Mangalore has a small airport perched on the bulldozed hilltops of Bajpe. Just after spending four hours at Mumbai’s swanky new domestic terminal, this one looked very pedestrian - an entry, a large hall, two conveyor belts, two ‘tourist –taxi’ counters and the exit.
A prepaid taxi to Madikeri costs Rs. 2100. Rather steep for 165km but not if you consider the fact that few drivers want to risk their lives, limbs and axles on this road. It was a long, stomach-churning ride. We were told that it would take five hours but a few miles after Suliya we found a long traffic jam in a reserve forest area. A truck overloaded with timber had sunk into a pothole and a Mallu crew was busy trying to dig out the wheels and haul it out with another Tata 5-tonner. We waited for 45mts and then decided to squeak past the mess. When we finally reached Madikeri, it was past 10:30PM – we had been on the road for nearly eight hours!
Mahindra Kodagu Valley looked lovely at night. Pathways laid with neat stone slabs and recessed lights, smartly dressed bellboys, a beautiful naalukettu foyer, cheerful staff (mostly locals), a smooth check-in and a quiet ride in an electric golf-cart to Jujuba - our cottage overlooking the rain-soaked hills.
MKV was much larger than the Mahindra Club property at Binsar. Spread across 33 acres, this resort had eight cottage complexes (170 rooms) named after flowering trees (Phalsa, Masaul, Carandas, Barbadas, Amla, Jujuba, Kakum and Lakoocha). A recreation room perched atop a hill overlooked coffee and cardamom plantations, a swimming pool, an ayurvedic centre, a jogging pathway and an adventure-activity area.

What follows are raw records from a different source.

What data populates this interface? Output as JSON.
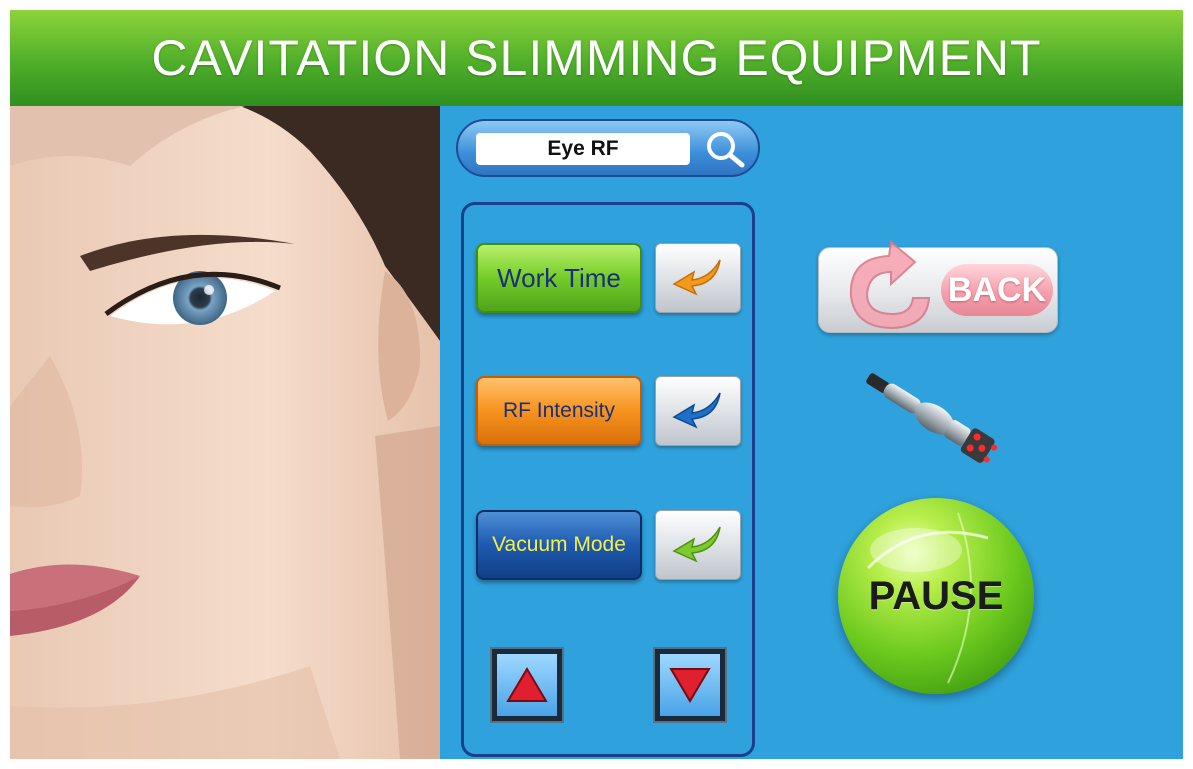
{
  "header": {
    "title": "CAVITATION SLIMMING EQUIPMENT"
  },
  "search": {
    "value": "Eye RF",
    "icon": "search-icon"
  },
  "modes": [
    {
      "label": "Work Time",
      "color": "#74cc2a",
      "arrow_color": "#f39a1c"
    },
    {
      "label": "RF Intensity",
      "color": "#f7931e",
      "arrow_color": "#1d6fc9"
    },
    {
      "label": "Vacuum Mode",
      "color": "#1d5ab0",
      "arrow_color": "#7acb2b"
    }
  ],
  "adjust": {
    "up_icon": "triangle-up-icon",
    "down_icon": "triangle-down-icon"
  },
  "back": {
    "label": "BACK",
    "icon": "back-arrow-icon"
  },
  "pause": {
    "label": "PAUSE"
  },
  "colors": {
    "background": "#2fa2dd",
    "header": "#4fae2a",
    "panel_border": "#1a3f8c"
  }
}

It had a good restaurant serving buffet breakfast (Rs.170/head), a shop selling coffee, snacks and mementos. The resort employed over 300 staff and claimed that it was fully booked for the season. If that was true, there would have been around 700 people around but it was so spread out and multi-tiered and that it never seemed crowded.
We spent the morning exploring the facilities – recreation room (TT, caroms, chess, artwork), the jogging path, the swimming pool and photographing large butterflies and dew-laden spider orb-webs. In the afternoon we went for some local sightseeing. An MKV bus (Rs.150 pax) took us on a well conducted tour to Abbey Falls, Gaddige mausoleum complex – a set of three Islamic style tombs, the Omkareshwar temple and, finally, to Raja’s Seat, a place from where the local rulers watched alleged traitors and criminals getting tossed off a cliff while enjoying the sunsets.
Back at MKV by 6:30PM, I spent some time browsing some coffee-table books on Kodagu history. The Coorgis fought wars for the Lingayat kings Muddu Raja (1680s) and Doddaveerappa (early 1700); got slaughtered for opposing Hyder Ali and Tipu Sultan and found their salvation in an alliance with Robert Tayor (East India Co.) against Tipu in the Battle of Srirangapatnam (1799). Soon after Chikkaveera Raja’s death, the British annexed Coorg in 1834 and turned it into what we now know as the “Scotland of the East” and the “Land of Coffee, Cardamom and Cariappa”.
It was a strange story of a martial community that never had a king of their own. Their customs, traditions (ancestor worship, sacred groves), language and architecture point to strong links with the Nairs of Kerala. It seemed quite likely that they migrated upland from the nearest port cities of Cannanore and Telicherry in Kerala. Wonder if some conclusive research has gone into these links.
The town itself was unimpressive. You would have expected a town dominated by army veterans would have some semblance of a neat cantonment. Not so. It was sad to see statues of Field Marshal Cariappa and Gen. Thimmaya looking down sternly on another ramshackle urban sprawl.
We returned to Mangalore in an Indica. The vehicle from Machaiah Travels (092.433.93238) was a lot smoother and faster than the antiquated amby that had brought us to into the hills.